◆ **What the exercise asks**
Scan the material for "message". Copy every line it appears in.
--- Supplied entries Enclosed Below ---
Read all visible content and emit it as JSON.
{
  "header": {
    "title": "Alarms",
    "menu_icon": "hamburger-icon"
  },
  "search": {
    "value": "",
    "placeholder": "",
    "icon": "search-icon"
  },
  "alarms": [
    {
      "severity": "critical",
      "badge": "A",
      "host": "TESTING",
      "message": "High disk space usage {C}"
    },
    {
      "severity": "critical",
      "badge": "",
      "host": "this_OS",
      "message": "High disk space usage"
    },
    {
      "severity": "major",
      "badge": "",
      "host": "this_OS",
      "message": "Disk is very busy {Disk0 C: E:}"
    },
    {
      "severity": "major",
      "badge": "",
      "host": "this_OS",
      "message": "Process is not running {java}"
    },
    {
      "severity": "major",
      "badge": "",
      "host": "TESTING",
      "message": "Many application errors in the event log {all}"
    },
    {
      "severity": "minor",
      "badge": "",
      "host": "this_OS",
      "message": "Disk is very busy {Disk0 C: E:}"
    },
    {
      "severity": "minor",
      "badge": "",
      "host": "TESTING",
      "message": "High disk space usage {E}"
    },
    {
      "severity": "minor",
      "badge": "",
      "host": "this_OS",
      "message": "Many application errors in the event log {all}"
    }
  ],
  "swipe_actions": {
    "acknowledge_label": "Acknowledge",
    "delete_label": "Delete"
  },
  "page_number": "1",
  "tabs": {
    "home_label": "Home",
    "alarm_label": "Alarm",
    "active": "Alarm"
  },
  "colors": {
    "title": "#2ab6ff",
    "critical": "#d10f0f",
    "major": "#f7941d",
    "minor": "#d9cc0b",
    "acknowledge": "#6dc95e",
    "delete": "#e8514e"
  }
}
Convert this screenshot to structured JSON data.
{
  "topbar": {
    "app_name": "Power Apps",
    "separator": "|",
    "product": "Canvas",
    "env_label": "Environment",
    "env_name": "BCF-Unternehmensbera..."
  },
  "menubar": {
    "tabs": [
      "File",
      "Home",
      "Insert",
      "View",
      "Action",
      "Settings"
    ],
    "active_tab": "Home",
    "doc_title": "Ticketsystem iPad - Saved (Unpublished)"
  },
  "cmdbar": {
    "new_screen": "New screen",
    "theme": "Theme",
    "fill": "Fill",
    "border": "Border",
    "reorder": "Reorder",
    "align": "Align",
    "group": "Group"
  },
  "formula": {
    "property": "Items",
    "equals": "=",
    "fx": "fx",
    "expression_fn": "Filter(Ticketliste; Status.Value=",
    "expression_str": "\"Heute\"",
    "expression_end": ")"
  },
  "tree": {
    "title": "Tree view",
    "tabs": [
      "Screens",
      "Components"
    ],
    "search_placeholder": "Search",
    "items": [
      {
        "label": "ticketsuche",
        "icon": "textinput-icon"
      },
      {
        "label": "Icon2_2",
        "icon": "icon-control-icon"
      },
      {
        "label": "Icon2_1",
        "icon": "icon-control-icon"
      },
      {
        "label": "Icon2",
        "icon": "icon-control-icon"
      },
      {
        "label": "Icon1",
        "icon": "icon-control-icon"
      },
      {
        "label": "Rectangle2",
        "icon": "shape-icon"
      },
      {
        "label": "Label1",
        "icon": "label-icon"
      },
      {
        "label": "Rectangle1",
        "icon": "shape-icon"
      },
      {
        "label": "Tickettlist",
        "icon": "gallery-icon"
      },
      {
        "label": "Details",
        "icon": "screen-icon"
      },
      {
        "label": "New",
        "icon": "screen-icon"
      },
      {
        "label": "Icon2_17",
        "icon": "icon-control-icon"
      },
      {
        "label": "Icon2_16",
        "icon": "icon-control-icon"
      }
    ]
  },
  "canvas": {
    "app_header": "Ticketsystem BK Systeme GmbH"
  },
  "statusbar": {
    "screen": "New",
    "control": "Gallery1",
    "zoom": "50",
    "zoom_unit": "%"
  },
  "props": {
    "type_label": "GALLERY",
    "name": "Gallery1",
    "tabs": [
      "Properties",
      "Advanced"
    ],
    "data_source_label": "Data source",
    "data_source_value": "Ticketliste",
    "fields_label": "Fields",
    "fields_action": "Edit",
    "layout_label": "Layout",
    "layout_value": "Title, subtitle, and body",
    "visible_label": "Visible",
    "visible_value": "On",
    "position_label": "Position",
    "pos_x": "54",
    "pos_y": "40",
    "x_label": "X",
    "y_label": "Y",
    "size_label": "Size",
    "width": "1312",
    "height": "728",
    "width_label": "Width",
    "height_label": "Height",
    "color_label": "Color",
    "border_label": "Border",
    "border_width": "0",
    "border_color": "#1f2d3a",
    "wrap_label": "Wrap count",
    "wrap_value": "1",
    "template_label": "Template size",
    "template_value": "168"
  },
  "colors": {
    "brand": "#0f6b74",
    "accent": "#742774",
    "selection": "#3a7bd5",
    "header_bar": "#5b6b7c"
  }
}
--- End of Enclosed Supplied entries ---
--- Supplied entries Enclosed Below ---
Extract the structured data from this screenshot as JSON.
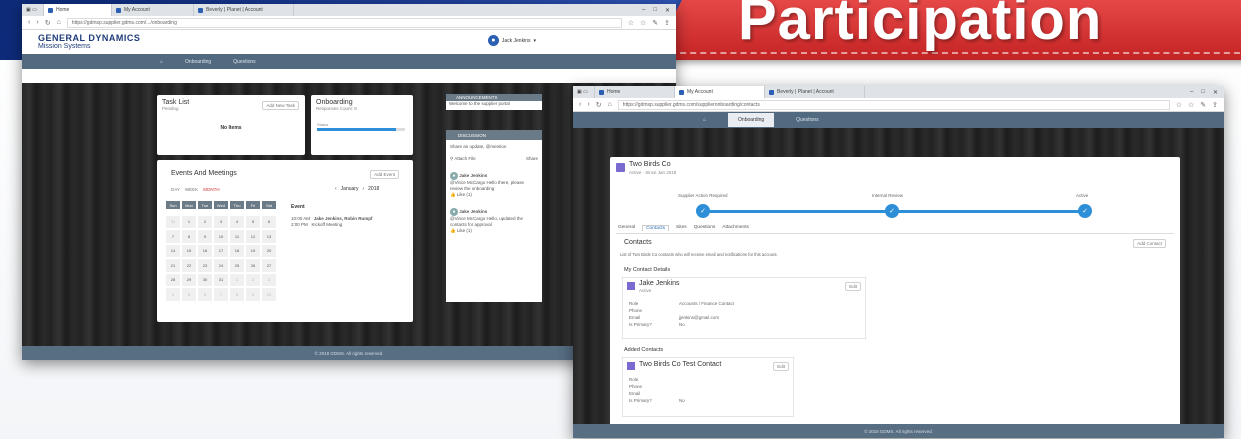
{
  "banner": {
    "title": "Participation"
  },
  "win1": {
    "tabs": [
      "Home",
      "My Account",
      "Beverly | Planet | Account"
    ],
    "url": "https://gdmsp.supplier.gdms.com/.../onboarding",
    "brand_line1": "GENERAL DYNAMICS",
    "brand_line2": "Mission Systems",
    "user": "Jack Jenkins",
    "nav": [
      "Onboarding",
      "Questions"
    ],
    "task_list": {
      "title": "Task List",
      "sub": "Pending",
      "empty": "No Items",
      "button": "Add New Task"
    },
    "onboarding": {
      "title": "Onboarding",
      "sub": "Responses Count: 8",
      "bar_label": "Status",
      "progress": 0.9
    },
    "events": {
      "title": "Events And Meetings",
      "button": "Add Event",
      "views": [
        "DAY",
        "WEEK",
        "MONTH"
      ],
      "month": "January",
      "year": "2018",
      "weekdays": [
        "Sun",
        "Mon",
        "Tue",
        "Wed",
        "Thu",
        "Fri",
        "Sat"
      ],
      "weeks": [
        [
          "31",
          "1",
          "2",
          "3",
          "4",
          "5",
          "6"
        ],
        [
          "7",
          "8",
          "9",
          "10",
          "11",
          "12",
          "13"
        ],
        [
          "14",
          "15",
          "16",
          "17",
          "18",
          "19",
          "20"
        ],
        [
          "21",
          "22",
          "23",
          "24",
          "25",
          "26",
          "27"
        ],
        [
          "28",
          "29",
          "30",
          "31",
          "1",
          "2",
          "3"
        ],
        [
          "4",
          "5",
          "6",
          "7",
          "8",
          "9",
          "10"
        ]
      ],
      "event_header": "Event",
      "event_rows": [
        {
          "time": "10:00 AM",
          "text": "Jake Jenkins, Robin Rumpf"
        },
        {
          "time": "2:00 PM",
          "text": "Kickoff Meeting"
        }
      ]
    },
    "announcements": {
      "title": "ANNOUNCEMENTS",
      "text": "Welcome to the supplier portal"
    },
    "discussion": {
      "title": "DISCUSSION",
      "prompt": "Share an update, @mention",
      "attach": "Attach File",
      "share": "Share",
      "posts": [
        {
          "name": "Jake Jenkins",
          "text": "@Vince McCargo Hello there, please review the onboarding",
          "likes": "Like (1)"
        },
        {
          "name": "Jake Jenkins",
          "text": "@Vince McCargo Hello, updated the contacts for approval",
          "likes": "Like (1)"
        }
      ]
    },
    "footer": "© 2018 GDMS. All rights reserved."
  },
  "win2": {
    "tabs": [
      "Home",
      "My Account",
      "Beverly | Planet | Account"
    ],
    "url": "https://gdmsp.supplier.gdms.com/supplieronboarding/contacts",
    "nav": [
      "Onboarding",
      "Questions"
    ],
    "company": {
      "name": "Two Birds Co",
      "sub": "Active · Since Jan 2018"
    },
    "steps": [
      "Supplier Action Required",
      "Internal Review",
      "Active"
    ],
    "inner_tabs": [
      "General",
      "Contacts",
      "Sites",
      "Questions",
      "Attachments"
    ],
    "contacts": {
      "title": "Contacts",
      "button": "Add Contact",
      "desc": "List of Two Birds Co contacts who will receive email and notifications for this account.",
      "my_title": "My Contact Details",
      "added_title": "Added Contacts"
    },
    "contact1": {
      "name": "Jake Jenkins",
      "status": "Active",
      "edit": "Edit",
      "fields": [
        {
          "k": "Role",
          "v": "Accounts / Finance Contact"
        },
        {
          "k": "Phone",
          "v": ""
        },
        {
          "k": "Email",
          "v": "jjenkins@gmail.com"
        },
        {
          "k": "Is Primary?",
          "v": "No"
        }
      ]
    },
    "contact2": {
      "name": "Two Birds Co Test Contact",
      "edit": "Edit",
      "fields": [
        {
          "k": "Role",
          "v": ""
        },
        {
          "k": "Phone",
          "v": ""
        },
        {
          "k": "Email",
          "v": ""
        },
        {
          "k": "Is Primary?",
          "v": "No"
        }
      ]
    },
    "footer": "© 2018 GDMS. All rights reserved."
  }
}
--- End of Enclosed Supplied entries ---
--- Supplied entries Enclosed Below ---
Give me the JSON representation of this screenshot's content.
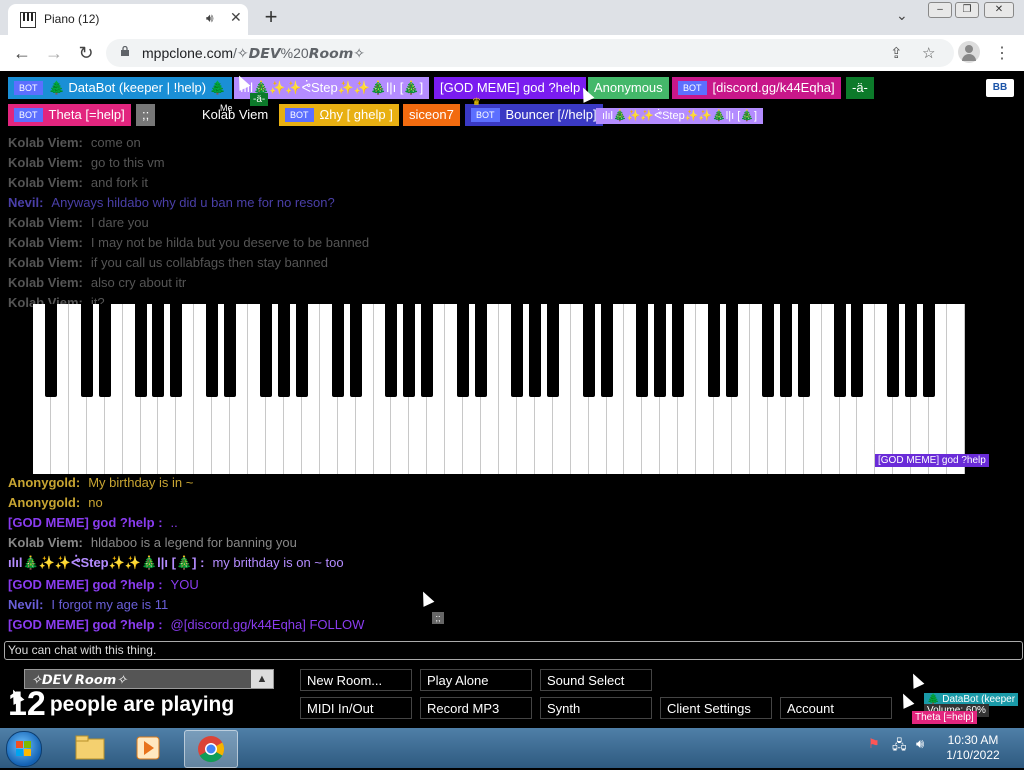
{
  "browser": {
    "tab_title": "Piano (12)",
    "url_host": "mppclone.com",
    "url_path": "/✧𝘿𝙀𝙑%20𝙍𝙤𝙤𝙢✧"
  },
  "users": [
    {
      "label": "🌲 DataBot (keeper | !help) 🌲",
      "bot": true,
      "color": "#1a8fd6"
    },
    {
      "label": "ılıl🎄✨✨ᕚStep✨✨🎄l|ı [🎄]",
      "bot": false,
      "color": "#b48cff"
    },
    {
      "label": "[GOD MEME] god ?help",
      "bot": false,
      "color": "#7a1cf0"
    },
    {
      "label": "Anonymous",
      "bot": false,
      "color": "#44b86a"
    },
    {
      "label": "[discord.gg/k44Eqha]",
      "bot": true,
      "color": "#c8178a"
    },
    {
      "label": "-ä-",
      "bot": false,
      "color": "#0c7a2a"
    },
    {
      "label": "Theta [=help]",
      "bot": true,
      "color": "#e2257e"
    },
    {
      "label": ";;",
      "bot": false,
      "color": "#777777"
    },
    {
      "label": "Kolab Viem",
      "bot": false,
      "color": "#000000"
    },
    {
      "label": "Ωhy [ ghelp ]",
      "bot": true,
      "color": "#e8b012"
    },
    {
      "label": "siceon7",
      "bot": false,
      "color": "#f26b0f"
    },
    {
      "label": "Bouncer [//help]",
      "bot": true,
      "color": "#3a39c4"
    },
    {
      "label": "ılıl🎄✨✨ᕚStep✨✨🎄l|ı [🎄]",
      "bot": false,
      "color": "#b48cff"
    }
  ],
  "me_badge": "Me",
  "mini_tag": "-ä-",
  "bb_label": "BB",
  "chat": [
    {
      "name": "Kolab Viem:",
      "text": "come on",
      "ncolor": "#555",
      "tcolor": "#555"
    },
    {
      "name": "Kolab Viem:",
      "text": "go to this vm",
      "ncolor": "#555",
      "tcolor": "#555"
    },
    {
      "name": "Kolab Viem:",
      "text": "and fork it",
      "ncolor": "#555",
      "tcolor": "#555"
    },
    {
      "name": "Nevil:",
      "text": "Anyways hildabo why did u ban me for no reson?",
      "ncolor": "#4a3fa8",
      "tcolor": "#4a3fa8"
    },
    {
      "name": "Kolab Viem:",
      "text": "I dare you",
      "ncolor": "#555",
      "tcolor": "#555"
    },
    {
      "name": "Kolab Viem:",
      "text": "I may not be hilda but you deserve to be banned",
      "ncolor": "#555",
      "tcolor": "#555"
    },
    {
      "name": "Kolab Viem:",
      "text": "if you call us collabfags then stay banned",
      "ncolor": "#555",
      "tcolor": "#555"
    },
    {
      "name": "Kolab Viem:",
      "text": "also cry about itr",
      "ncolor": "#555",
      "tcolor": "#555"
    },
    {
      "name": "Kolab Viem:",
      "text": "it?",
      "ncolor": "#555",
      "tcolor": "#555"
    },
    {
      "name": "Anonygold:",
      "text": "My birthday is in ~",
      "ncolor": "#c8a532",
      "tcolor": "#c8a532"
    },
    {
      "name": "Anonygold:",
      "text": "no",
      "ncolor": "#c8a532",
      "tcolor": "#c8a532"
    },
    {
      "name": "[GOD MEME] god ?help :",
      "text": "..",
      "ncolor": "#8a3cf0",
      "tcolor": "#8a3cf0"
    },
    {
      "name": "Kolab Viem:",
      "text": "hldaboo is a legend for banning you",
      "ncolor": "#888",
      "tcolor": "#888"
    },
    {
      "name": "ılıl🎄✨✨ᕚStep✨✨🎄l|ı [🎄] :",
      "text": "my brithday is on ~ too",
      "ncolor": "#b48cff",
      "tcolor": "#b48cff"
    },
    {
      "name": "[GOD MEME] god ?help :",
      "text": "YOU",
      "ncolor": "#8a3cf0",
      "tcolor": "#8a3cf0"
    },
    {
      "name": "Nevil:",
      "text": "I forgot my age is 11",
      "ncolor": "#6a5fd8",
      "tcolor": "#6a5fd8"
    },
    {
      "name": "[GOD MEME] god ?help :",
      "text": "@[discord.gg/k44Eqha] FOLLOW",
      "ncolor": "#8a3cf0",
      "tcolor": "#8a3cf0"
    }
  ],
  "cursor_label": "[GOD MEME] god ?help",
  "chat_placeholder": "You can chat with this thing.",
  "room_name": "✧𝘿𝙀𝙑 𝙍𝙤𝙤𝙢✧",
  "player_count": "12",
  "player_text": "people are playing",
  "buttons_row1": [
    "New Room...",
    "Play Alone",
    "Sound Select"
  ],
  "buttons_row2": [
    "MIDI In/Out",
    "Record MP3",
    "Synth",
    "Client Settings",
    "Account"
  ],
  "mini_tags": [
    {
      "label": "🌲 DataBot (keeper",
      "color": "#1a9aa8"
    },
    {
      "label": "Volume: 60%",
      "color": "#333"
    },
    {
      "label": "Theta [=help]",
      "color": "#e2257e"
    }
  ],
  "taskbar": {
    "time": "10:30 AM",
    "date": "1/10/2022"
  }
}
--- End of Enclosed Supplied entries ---
◆ **The answer**
      "message": "High disk space usage {C}"
      "message": "High disk space usage"
      "message": "Disk is very busy {Disk0 C: E:}"
      "message": "Process is not running {java}"
      "message": "Many application errors in the event log {all}"
      "message": "Disk is very busy {Disk0 C: E:}"
      "message": "High disk space usage {E}"
      "message": "Many application errors in the event log {all}"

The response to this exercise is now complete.